Listed records:

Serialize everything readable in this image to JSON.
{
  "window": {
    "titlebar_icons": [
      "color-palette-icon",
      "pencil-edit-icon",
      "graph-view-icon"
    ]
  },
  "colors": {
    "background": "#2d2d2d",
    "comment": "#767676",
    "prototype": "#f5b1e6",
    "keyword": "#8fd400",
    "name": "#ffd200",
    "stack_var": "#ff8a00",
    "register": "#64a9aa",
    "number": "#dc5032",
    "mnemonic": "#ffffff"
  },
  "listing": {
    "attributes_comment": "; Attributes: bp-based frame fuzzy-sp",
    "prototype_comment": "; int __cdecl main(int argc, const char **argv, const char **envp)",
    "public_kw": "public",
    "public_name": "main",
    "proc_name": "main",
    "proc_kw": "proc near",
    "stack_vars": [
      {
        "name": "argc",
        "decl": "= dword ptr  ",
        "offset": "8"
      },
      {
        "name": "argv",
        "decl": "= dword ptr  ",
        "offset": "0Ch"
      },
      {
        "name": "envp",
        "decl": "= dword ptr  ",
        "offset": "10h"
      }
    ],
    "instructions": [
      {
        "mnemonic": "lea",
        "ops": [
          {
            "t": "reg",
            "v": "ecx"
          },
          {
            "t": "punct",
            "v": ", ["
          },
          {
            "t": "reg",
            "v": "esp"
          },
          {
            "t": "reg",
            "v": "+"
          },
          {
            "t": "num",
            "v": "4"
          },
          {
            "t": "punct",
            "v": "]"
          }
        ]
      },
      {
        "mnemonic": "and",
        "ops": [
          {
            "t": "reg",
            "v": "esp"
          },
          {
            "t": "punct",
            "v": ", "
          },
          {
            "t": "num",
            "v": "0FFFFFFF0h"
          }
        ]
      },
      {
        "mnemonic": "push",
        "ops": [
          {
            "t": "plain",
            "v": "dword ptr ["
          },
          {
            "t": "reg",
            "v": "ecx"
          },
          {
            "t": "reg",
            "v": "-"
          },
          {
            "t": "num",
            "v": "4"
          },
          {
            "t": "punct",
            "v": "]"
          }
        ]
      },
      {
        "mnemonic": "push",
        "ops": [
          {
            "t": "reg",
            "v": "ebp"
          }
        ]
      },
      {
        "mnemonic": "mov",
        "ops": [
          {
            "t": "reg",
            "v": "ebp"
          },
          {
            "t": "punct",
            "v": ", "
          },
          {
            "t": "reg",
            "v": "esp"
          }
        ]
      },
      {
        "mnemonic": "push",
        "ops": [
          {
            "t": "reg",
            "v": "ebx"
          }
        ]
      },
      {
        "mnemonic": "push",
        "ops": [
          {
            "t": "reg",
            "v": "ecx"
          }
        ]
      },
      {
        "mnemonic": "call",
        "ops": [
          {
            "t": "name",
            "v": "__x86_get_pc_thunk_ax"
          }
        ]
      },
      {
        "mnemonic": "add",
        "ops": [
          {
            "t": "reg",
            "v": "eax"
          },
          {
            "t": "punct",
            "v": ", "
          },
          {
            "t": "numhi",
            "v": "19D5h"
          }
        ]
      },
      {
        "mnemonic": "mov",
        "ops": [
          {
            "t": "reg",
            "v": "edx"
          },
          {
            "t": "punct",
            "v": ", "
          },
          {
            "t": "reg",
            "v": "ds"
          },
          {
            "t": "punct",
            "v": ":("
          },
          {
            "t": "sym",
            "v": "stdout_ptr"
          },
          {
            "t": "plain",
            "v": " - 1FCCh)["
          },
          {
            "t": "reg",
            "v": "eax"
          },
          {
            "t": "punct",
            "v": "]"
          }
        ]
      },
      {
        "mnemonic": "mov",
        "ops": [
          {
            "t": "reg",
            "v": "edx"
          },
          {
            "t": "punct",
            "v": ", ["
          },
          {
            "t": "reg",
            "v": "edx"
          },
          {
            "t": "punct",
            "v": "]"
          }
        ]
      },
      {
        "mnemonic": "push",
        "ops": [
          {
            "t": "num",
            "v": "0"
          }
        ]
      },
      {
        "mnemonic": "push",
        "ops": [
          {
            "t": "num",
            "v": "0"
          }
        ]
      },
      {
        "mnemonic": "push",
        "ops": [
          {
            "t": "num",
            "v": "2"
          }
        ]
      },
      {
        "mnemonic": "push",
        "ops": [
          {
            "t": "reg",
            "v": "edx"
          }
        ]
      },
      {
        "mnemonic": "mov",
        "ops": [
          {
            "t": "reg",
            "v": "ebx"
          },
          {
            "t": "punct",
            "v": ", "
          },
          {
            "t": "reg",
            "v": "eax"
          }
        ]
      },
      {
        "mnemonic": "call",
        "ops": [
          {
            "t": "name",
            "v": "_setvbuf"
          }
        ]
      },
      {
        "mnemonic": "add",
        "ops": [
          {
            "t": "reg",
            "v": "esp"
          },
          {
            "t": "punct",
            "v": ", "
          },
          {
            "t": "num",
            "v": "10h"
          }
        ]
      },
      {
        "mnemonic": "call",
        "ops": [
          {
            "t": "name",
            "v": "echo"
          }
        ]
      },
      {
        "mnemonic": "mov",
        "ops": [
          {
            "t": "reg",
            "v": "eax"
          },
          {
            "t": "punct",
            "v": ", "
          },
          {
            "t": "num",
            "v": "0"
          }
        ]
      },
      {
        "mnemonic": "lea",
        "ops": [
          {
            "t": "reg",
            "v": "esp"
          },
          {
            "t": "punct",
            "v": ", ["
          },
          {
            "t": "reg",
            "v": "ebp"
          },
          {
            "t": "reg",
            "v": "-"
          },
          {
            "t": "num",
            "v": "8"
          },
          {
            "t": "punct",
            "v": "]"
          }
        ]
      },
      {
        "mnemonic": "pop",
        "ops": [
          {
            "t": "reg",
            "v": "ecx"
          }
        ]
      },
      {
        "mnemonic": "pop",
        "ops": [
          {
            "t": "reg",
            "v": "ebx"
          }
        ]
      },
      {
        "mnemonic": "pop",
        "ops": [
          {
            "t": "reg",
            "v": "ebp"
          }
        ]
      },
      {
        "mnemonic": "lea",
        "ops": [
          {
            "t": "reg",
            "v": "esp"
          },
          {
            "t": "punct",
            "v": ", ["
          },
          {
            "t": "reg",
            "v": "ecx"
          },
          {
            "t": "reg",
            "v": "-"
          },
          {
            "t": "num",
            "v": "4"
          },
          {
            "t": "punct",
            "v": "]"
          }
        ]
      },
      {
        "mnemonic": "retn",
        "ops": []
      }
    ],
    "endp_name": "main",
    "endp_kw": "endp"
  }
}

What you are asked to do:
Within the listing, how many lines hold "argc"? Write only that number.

Solution:
2